» GIVEN RECORDS:
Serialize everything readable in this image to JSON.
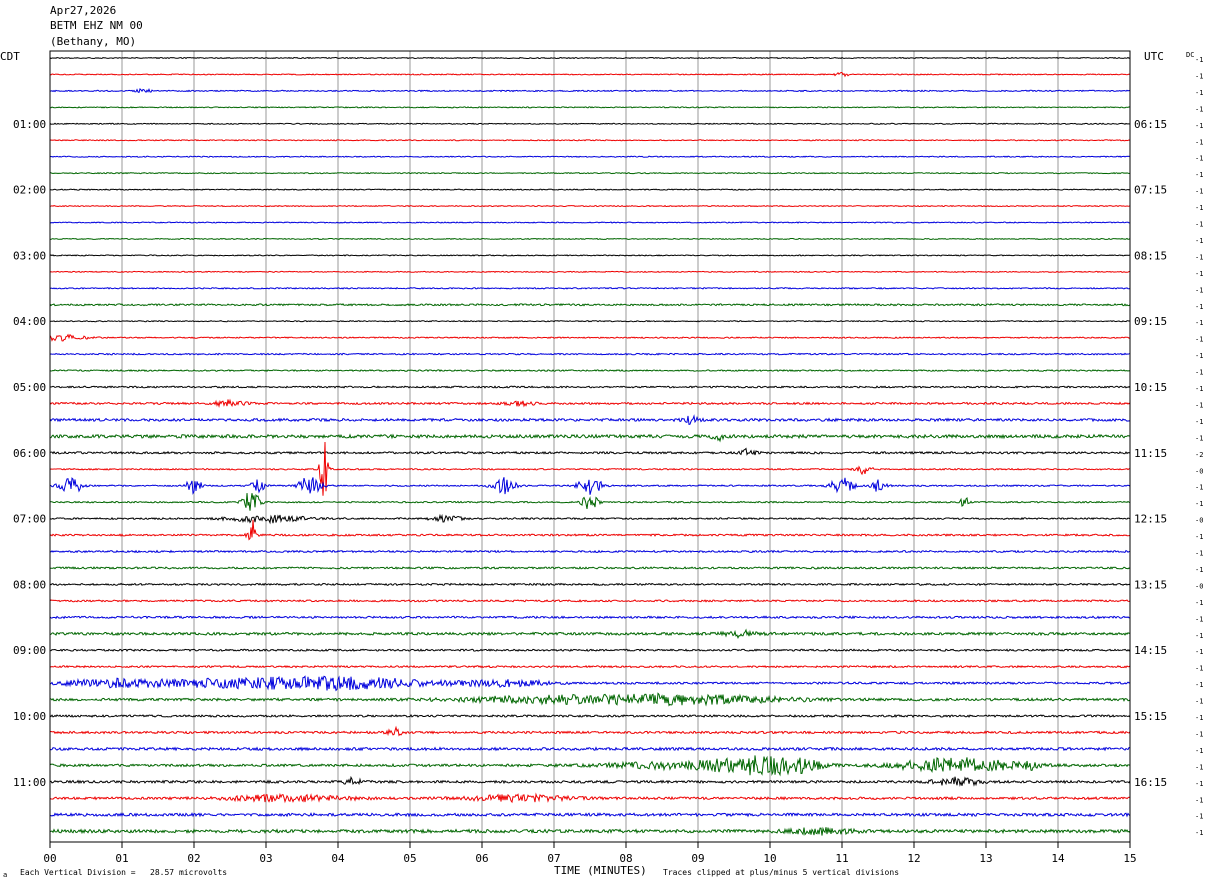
{
  "header": {
    "date": "Apr27,2026",
    "station": "BETM EHZ NM 00",
    "location": "(Bethany, MO)"
  },
  "labels": {
    "left_timezone": "CDT",
    "right_timezone": "UTC",
    "dc_label": "DC",
    "xlabel": "TIME (MINUTES)",
    "scale_note": "Each Vertical Division =   28.57 microvolts",
    "clip_note": "Traces clipped at plus/minus 5 vertical divisions"
  },
  "colors": {
    "trace_cycle": [
      "#000000",
      "#ee0000",
      "#0000dd",
      "#006600"
    ],
    "grid": "#999999",
    "frame": "#000000"
  },
  "chart_data": {
    "type": "line",
    "title": "Apr27,2026 BETM EHZ NM 00 (Bethany, MO)",
    "xlabel": "TIME (MINUTES)",
    "ylabel": "",
    "xlim": [
      0,
      15
    ],
    "x_ticks": [
      "00",
      "01",
      "02",
      "03",
      "04",
      "05",
      "06",
      "07",
      "08",
      "09",
      "10",
      "11",
      "12",
      "13",
      "14",
      "15"
    ],
    "grid": true,
    "rows_per_hour": 4,
    "minutes_per_row": 15,
    "row_count": 48,
    "left_hour_labels": [
      "01:00",
      "02:00",
      "03:00",
      "04:00",
      "05:00",
      "06:00",
      "07:00",
      "08:00",
      "09:00",
      "10:00",
      "11:00"
    ],
    "right_hour_labels": [
      "06:15",
      "07:15",
      "08:15",
      "09:15",
      "10:15",
      "11:15",
      "12:15",
      "13:15",
      "14:15",
      "15:15",
      "16:15"
    ],
    "dc_offsets": [
      "-1",
      "-1",
      "-1",
      "-1",
      "-1",
      "-1",
      "-1",
      "-1",
      "-1",
      "-1",
      "-1",
      "-1",
      "-1",
      "-1",
      "-1",
      "-1",
      "-1",
      "-1",
      "-1",
      "-1",
      "-1",
      "-1",
      "-1",
      "-1",
      "-2",
      "-0",
      "-1",
      "-1",
      "-0",
      "-1",
      "-1",
      "-1",
      "-0",
      "-1",
      "-1",
      "-1",
      "-1",
      "-1",
      "-1",
      "-1",
      "-1",
      "-1",
      "-1",
      "-1",
      "-1",
      "-1",
      "-1",
      "-1"
    ],
    "noise_level": [
      0.5,
      0.5,
      0.6,
      0.5,
      0.5,
      0.5,
      0.5,
      0.5,
      0.5,
      0.5,
      0.5,
      0.5,
      0.5,
      0.5,
      0.6,
      0.9,
      0.5,
      0.6,
      0.7,
      0.7,
      0.8,
      1.0,
      1.3,
      1.6,
      1.0,
      0.7,
      0.7,
      0.7,
      0.8,
      0.9,
      0.9,
      0.9,
      0.9,
      0.9,
      1.0,
      1.3,
      0.9,
      0.9,
      1.0,
      1.2,
      1.0,
      1.1,
      1.3,
      1.2,
      1.2,
      1.2,
      1.4,
      1.6
    ],
    "events": [
      {
        "row": 1,
        "minute": 11.0,
        "amplitude": 2,
        "duration": 0.1
      },
      {
        "row": 2,
        "minute": 1.3,
        "amplitude": 2,
        "duration": 0.1
      },
      {
        "row": 17,
        "minute": 0.2,
        "amplitude": 3,
        "duration": 0.3
      },
      {
        "row": 21,
        "minute": 2.5,
        "amplitude": 3,
        "duration": 0.2
      },
      {
        "row": 21,
        "minute": 6.5,
        "amplitude": 2,
        "duration": 0.2
      },
      {
        "row": 22,
        "minute": 8.9,
        "amplitude": 4,
        "duration": 0.1
      },
      {
        "row": 23,
        "minute": 9.3,
        "amplitude": 3,
        "duration": 0.1
      },
      {
        "row": 24,
        "minute": 9.7,
        "amplitude": 4,
        "duration": 0.1
      },
      {
        "row": 25,
        "minute": 3.8,
        "amplitude": 34,
        "duration": 0.05
      },
      {
        "row": 25,
        "minute": 11.3,
        "amplitude": 5,
        "duration": 0.1
      },
      {
        "row": 26,
        "minute": 0.3,
        "amplitude": 8,
        "duration": 0.15
      },
      {
        "row": 26,
        "minute": 2.0,
        "amplitude": 8,
        "duration": 0.1
      },
      {
        "row": 26,
        "minute": 2.9,
        "amplitude": 6,
        "duration": 0.1
      },
      {
        "row": 26,
        "minute": 3.6,
        "amplitude": 9,
        "duration": 0.15
      },
      {
        "row": 26,
        "minute": 6.3,
        "amplitude": 8,
        "duration": 0.15
      },
      {
        "row": 26,
        "minute": 7.5,
        "amplitude": 10,
        "duration": 0.15
      },
      {
        "row": 26,
        "minute": 11.0,
        "amplitude": 8,
        "duration": 0.15
      },
      {
        "row": 26,
        "minute": 11.5,
        "amplitude": 6,
        "duration": 0.1
      },
      {
        "row": 27,
        "minute": 2.8,
        "amplitude": 14,
        "duration": 0.1
      },
      {
        "row": 27,
        "minute": 7.5,
        "amplitude": 8,
        "duration": 0.1
      },
      {
        "row": 27,
        "minute": 12.7,
        "amplitude": 6,
        "duration": 0.05
      },
      {
        "row": 28,
        "minute": 3.0,
        "amplitude": 4,
        "duration": 0.5
      },
      {
        "row": 28,
        "minute": 5.5,
        "amplitude": 3,
        "duration": 0.2
      },
      {
        "row": 29,
        "minute": 2.8,
        "amplitude": 18,
        "duration": 0.05
      },
      {
        "row": 35,
        "minute": 9.6,
        "amplitude": 3,
        "duration": 0.2
      },
      {
        "row": 38,
        "minute": 1.0,
        "amplitude": 4,
        "duration": 0.8
      },
      {
        "row": 38,
        "minute": 2.3,
        "amplitude": 3,
        "duration": 0.6
      },
      {
        "row": 38,
        "minute": 3.3,
        "amplitude": 4,
        "duration": 0.8
      },
      {
        "row": 38,
        "minute": 4.3,
        "amplitude": 5,
        "duration": 1.0
      },
      {
        "row": 38,
        "minute": 6.3,
        "amplitude": 3,
        "duration": 0.6
      },
      {
        "row": 39,
        "minute": 8.5,
        "amplitude": 5,
        "duration": 1.6
      },
      {
        "row": 39,
        "minute": 6.5,
        "amplitude": 2,
        "duration": 1.0
      },
      {
        "row": 41,
        "minute": 4.8,
        "amplitude": 5,
        "duration": 0.1
      },
      {
        "row": 43,
        "minute": 9.8,
        "amplitude": 8,
        "duration": 0.6
      },
      {
        "row": 43,
        "minute": 10.4,
        "amplitude": 5,
        "duration": 0.3
      },
      {
        "row": 43,
        "minute": 12.6,
        "amplitude": 7,
        "duration": 0.8
      },
      {
        "row": 43,
        "minute": 13.6,
        "amplitude": 3,
        "duration": 0.1
      },
      {
        "row": 43,
        "minute": 8.7,
        "amplitude": 3,
        "duration": 1.0
      },
      {
        "row": 44,
        "minute": 12.6,
        "amplitude": 4,
        "duration": 0.3
      },
      {
        "row": 44,
        "minute": 4.2,
        "amplitude": 4,
        "duration": 0.1
      },
      {
        "row": 45,
        "minute": 3.3,
        "amplitude": 3,
        "duration": 0.8
      },
      {
        "row": 45,
        "minute": 6.5,
        "amplitude": 3,
        "duration": 0.7
      },
      {
        "row": 47,
        "minute": 10.7,
        "amplitude": 3,
        "duration": 0.4
      }
    ]
  }
}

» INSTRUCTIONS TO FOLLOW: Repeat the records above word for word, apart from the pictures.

» OUTPUT OF THE EXERCISE:
Serialize everything readable in this image to JSON.
{
  "header": {
    "date": "Apr27,2026",
    "station": "BETM EHZ NM 00",
    "location": "(Bethany, MO)"
  },
  "labels": {
    "left_timezone": "CDT",
    "right_timezone": "UTC",
    "dc_label": "DC",
    "xlabel": "TIME (MINUTES)",
    "scale_note": "Each Vertical Division =   28.57 microvolts",
    "clip_note": "Traces clipped at plus/minus 5 vertical divisions"
  },
  "colors": {
    "trace_cycle": [
      "#000000",
      "#ee0000",
      "#0000dd",
      "#006600"
    ],
    "grid": "#999999",
    "frame": "#000000"
  },
  "chart_data": {
    "type": "line",
    "title": "Apr27,2026 BETM EHZ NM 00 (Bethany, MO)",
    "xlabel": "TIME (MINUTES)",
    "ylabel": "",
    "xlim": [
      0,
      15
    ],
    "x_ticks": [
      "00",
      "01",
      "02",
      "03",
      "04",
      "05",
      "06",
      "07",
      "08",
      "09",
      "10",
      "11",
      "12",
      "13",
      "14",
      "15"
    ],
    "grid": true,
    "rows_per_hour": 4,
    "minutes_per_row": 15,
    "row_count": 48,
    "left_hour_labels": [
      "01:00",
      "02:00",
      "03:00",
      "04:00",
      "05:00",
      "06:00",
      "07:00",
      "08:00",
      "09:00",
      "10:00",
      "11:00"
    ],
    "right_hour_labels": [
      "06:15",
      "07:15",
      "08:15",
      "09:15",
      "10:15",
      "11:15",
      "12:15",
      "13:15",
      "14:15",
      "15:15",
      "16:15"
    ],
    "dc_offsets": [
      "-1",
      "-1",
      "-1",
      "-1",
      "-1",
      "-1",
      "-1",
      "-1",
      "-1",
      "-1",
      "-1",
      "-1",
      "-1",
      "-1",
      "-1",
      "-1",
      "-1",
      "-1",
      "-1",
      "-1",
      "-1",
      "-1",
      "-1",
      "-1",
      "-2",
      "-0",
      "-1",
      "-1",
      "-0",
      "-1",
      "-1",
      "-1",
      "-0",
      "-1",
      "-1",
      "-1",
      "-1",
      "-1",
      "-1",
      "-1",
      "-1",
      "-1",
      "-1",
      "-1",
      "-1",
      "-1",
      "-1",
      "-1"
    ],
    "noise_level": [
      0.5,
      0.5,
      0.6,
      0.5,
      0.5,
      0.5,
      0.5,
      0.5,
      0.5,
      0.5,
      0.5,
      0.5,
      0.5,
      0.5,
      0.6,
      0.9,
      0.5,
      0.6,
      0.7,
      0.7,
      0.8,
      1.0,
      1.3,
      1.6,
      1.0,
      0.7,
      0.7,
      0.7,
      0.8,
      0.9,
      0.9,
      0.9,
      0.9,
      0.9,
      1.0,
      1.3,
      0.9,
      0.9,
      1.0,
      1.2,
      1.0,
      1.1,
      1.3,
      1.2,
      1.2,
      1.2,
      1.4,
      1.6
    ],
    "events": [
      {
        "row": 1,
        "minute": 11.0,
        "amplitude": 2,
        "duration": 0.1
      },
      {
        "row": 2,
        "minute": 1.3,
        "amplitude": 2,
        "duration": 0.1
      },
      {
        "row": 17,
        "minute": 0.2,
        "amplitude": 3,
        "duration": 0.3
      },
      {
        "row": 21,
        "minute": 2.5,
        "amplitude": 3,
        "duration": 0.2
      },
      {
        "row": 21,
        "minute": 6.5,
        "amplitude": 2,
        "duration": 0.2
      },
      {
        "row": 22,
        "minute": 8.9,
        "amplitude": 4,
        "duration": 0.1
      },
      {
        "row": 23,
        "minute": 9.3,
        "amplitude": 3,
        "duration": 0.1
      },
      {
        "row": 24,
        "minute": 9.7,
        "amplitude": 4,
        "duration": 0.1
      },
      {
        "row": 25,
        "minute": 3.8,
        "amplitude": 34,
        "duration": 0.05
      },
      {
        "row": 25,
        "minute": 11.3,
        "amplitude": 5,
        "duration": 0.1
      },
      {
        "row": 26,
        "minute": 0.3,
        "amplitude": 8,
        "duration": 0.15
      },
      {
        "row": 26,
        "minute": 2.0,
        "amplitude": 8,
        "duration": 0.1
      },
      {
        "row": 26,
        "minute": 2.9,
        "amplitude": 6,
        "duration": 0.1
      },
      {
        "row": 26,
        "minute": 3.6,
        "amplitude": 9,
        "duration": 0.15
      },
      {
        "row": 26,
        "minute": 6.3,
        "amplitude": 8,
        "duration": 0.15
      },
      {
        "row": 26,
        "minute": 7.5,
        "amplitude": 10,
        "duration": 0.15
      },
      {
        "row": 26,
        "minute": 11.0,
        "amplitude": 8,
        "duration": 0.15
      },
      {
        "row": 26,
        "minute": 11.5,
        "amplitude": 6,
        "duration": 0.1
      },
      {
        "row": 27,
        "minute": 2.8,
        "amplitude": 14,
        "duration": 0.1
      },
      {
        "row": 27,
        "minute": 7.5,
        "amplitude": 8,
        "duration": 0.1
      },
      {
        "row": 27,
        "minute": 12.7,
        "amplitude": 6,
        "duration": 0.05
      },
      {
        "row": 28,
        "minute": 3.0,
        "amplitude": 4,
        "duration": 0.5
      },
      {
        "row": 28,
        "minute": 5.5,
        "amplitude": 3,
        "duration": 0.2
      },
      {
        "row": 29,
        "minute": 2.8,
        "amplitude": 18,
        "duration": 0.05
      },
      {
        "row": 35,
        "minute": 9.6,
        "amplitude": 3,
        "duration": 0.2
      },
      {
        "row": 38,
        "minute": 1.0,
        "amplitude": 4,
        "duration": 0.8
      },
      {
        "row": 38,
        "minute": 2.3,
        "amplitude": 3,
        "duration": 0.6
      },
      {
        "row": 38,
        "minute": 3.3,
        "amplitude": 4,
        "duration": 0.8
      },
      {
        "row": 38,
        "minute": 4.3,
        "amplitude": 5,
        "duration": 1.0
      },
      {
        "row": 38,
        "minute": 6.3,
        "amplitude": 3,
        "duration": 0.6
      },
      {
        "row": 39,
        "minute": 8.5,
        "amplitude": 5,
        "duration": 1.6
      },
      {
        "row": 39,
        "minute": 6.5,
        "amplitude": 2,
        "duration": 1.0
      },
      {
        "row": 41,
        "minute": 4.8,
        "amplitude": 5,
        "duration": 0.1
      },
      {
        "row": 43,
        "minute": 9.8,
        "amplitude": 8,
        "duration": 0.6
      },
      {
        "row": 43,
        "minute": 10.4,
        "amplitude": 5,
        "duration": 0.3
      },
      {
        "row": 43,
        "minute": 12.6,
        "amplitude": 7,
        "duration": 0.8
      },
      {
        "row": 43,
        "minute": 13.6,
        "amplitude": 3,
        "duration": 0.1
      },
      {
        "row": 43,
        "minute": 8.7,
        "amplitude": 3,
        "duration": 1.0
      },
      {
        "row": 44,
        "minute": 12.6,
        "amplitude": 4,
        "duration": 0.3
      },
      {
        "row": 44,
        "minute": 4.2,
        "amplitude": 4,
        "duration": 0.1
      },
      {
        "row": 45,
        "minute": 3.3,
        "amplitude": 3,
        "duration": 0.8
      },
      {
        "row": 45,
        "minute": 6.5,
        "amplitude": 3,
        "duration": 0.7
      },
      {
        "row": 47,
        "minute": 10.7,
        "amplitude": 3,
        "duration": 0.4
      }
    ]
  }
}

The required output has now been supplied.